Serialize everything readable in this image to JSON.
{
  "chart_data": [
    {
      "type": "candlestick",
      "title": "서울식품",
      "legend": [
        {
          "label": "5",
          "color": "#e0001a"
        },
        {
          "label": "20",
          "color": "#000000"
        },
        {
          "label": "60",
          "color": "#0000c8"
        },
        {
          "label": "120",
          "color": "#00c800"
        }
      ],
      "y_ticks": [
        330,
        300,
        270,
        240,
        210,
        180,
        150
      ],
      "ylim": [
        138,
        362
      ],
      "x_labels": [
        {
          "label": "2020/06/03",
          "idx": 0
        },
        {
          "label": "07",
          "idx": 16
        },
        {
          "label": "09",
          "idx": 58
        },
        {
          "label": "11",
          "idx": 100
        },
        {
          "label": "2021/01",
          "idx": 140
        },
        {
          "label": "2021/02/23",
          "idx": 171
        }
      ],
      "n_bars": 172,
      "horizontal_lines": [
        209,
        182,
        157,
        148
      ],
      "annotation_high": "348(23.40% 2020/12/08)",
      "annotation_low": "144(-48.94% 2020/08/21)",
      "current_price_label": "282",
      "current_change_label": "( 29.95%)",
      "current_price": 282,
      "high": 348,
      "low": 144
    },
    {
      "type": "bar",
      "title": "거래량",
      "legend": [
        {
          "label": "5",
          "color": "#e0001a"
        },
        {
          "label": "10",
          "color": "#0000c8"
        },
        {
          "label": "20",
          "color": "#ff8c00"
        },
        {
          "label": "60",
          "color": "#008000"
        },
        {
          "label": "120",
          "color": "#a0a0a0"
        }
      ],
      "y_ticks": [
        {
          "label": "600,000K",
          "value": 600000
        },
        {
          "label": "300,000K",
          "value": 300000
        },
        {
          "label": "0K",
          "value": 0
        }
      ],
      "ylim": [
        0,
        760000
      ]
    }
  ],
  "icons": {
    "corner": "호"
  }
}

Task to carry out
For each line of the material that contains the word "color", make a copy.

Problem solution
          "color": "#e0001a"
          "color": "#000000"
          "color": "#0000c8"
          "color": "#00c800"
          "color": "#e0001a"
          "color": "#0000c8"
          "color": "#ff8c00"
          "color": "#008000"
          "color": "#a0a0a0"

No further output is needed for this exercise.